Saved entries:
=== Section Start ===

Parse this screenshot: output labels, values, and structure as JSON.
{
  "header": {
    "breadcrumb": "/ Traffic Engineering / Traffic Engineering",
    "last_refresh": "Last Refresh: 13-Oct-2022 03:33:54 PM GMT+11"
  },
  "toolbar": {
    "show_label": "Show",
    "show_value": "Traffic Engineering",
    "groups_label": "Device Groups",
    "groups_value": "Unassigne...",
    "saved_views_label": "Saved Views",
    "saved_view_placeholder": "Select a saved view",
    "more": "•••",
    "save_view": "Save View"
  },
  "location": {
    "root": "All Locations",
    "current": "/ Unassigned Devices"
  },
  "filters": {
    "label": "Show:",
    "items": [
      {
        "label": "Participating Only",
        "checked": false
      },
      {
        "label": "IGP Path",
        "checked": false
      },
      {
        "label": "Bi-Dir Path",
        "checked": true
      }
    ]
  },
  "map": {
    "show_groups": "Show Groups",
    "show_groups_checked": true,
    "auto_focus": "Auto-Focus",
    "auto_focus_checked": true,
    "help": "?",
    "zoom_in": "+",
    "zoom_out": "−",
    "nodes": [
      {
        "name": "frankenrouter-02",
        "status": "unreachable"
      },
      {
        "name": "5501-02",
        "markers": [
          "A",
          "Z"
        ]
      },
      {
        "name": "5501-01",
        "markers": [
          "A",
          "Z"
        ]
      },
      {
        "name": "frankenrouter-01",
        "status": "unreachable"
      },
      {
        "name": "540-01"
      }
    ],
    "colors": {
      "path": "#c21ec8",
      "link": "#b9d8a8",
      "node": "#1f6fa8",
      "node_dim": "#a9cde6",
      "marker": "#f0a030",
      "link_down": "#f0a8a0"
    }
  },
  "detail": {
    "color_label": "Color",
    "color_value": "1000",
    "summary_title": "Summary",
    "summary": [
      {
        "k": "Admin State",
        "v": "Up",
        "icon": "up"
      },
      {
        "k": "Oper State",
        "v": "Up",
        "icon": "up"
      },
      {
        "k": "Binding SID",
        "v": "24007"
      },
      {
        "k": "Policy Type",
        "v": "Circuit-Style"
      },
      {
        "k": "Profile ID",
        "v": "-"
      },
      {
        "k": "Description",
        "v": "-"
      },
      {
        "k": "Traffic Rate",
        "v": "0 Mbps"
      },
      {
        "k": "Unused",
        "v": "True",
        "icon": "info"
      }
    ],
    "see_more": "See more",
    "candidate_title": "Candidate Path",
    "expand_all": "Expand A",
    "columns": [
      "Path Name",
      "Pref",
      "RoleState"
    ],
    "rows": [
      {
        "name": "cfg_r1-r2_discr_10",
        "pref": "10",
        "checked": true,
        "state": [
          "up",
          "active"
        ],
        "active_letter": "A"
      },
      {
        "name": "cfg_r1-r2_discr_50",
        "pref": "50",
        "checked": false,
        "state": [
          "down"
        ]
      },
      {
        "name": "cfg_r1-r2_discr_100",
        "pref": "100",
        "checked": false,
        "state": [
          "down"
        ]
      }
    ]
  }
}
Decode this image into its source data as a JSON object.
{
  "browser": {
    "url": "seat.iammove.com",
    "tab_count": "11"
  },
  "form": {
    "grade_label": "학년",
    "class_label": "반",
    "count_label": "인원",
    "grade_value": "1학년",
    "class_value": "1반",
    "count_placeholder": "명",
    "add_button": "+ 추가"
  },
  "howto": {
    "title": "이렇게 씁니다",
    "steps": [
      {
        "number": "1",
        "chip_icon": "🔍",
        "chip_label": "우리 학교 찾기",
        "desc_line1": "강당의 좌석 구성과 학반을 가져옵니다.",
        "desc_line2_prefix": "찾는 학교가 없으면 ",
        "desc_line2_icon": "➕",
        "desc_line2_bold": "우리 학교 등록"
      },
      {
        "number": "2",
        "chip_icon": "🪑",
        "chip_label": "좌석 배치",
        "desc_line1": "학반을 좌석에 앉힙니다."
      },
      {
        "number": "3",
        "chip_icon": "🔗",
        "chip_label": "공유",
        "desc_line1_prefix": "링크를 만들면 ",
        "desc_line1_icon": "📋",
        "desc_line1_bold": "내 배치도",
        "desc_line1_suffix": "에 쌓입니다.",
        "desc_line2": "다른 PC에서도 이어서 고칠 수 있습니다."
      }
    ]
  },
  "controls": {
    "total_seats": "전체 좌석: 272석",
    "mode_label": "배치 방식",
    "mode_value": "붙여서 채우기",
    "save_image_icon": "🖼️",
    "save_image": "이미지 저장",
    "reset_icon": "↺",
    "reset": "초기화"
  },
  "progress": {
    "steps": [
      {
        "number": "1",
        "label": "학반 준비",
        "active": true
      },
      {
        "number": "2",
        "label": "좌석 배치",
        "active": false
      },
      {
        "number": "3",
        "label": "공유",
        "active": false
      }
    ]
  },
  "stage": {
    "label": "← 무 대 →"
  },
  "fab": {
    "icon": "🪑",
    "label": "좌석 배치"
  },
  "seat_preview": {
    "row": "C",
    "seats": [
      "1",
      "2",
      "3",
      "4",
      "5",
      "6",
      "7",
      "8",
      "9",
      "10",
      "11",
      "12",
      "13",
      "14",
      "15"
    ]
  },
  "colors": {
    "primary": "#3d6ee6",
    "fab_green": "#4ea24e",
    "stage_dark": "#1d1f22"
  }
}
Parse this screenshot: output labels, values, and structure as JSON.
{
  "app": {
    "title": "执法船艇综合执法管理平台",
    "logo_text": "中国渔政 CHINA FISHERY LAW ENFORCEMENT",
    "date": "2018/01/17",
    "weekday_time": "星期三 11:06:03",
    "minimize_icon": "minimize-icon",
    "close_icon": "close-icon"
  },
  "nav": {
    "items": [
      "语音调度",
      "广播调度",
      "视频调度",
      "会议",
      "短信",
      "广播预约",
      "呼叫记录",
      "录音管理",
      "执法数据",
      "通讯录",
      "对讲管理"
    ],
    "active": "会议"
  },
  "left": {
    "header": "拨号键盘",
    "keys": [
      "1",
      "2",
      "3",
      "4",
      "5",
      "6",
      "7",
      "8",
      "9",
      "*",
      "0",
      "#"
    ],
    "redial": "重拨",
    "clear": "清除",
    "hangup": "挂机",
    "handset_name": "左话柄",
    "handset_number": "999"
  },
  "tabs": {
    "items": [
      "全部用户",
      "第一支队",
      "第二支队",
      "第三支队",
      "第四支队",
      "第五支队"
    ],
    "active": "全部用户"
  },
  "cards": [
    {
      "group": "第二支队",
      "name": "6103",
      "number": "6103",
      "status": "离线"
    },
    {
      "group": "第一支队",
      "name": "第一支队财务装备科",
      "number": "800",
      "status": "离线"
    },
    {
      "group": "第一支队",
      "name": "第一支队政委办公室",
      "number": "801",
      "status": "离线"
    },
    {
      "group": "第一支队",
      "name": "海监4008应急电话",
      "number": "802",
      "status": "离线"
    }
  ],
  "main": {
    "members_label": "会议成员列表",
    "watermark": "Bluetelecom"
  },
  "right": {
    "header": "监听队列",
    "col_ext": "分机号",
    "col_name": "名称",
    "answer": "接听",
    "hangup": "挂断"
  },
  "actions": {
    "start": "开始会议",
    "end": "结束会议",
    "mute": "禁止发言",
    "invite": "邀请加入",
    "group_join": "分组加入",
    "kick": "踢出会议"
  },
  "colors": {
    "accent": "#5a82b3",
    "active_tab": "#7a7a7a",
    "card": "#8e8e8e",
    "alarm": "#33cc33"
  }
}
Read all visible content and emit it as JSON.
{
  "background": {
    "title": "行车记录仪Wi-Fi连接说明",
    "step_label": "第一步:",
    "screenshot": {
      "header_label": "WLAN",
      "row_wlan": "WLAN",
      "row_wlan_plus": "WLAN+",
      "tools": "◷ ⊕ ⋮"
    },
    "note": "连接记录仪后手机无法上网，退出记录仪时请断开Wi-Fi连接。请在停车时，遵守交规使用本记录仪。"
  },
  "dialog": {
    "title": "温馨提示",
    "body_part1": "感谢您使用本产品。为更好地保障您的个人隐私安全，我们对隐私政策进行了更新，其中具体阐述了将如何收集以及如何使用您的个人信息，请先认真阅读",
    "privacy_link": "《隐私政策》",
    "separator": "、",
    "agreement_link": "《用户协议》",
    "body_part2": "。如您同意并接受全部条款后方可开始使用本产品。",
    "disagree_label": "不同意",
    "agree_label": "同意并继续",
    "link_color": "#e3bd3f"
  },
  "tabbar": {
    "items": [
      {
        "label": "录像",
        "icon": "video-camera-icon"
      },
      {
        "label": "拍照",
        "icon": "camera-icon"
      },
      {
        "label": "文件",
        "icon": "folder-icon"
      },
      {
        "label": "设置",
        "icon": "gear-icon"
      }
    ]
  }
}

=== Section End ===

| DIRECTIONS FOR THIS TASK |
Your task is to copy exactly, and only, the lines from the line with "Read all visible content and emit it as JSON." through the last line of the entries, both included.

| OUTPUT OF THE TASK |
Read all visible content and emit it as JSON.
{
  "background": {
    "title": "行车记录仪Wi-Fi连接说明",
    "step_label": "第一步:",
    "screenshot": {
      "header_label": "WLAN",
      "row_wlan": "WLAN",
      "row_wlan_plus": "WLAN+",
      "tools": "◷ ⊕ ⋮"
    },
    "note": "连接记录仪后手机无法上网，退出记录仪时请断开Wi-Fi连接。请在停车时，遵守交规使用本记录仪。"
  },
  "dialog": {
    "title": "温馨提示",
    "body_part1": "感谢您使用本产品。为更好地保障您的个人隐私安全，我们对隐私政策进行了更新，其中具体阐述了将如何收集以及如何使用您的个人信息，请先认真阅读",
    "privacy_link": "《隐私政策》",
    "separator": "、",
    "agreement_link": "《用户协议》",
    "body_part2": "。如您同意并接受全部条款后方可开始使用本产品。",
    "disagree_label": "不同意",
    "agree_label": "同意并继续",
    "link_color": "#e3bd3f"
  },
  "tabbar": {
    "items": [
      {
        "label": "录像",
        "icon": "video-camera-icon"
      },
      {
        "label": "拍照",
        "icon": "camera-icon"
      },
      {
        "label": "文件",
        "icon": "folder-icon"
      },
      {
        "label": "设置",
        "icon": "gear-icon"
      }
    ]
  }
}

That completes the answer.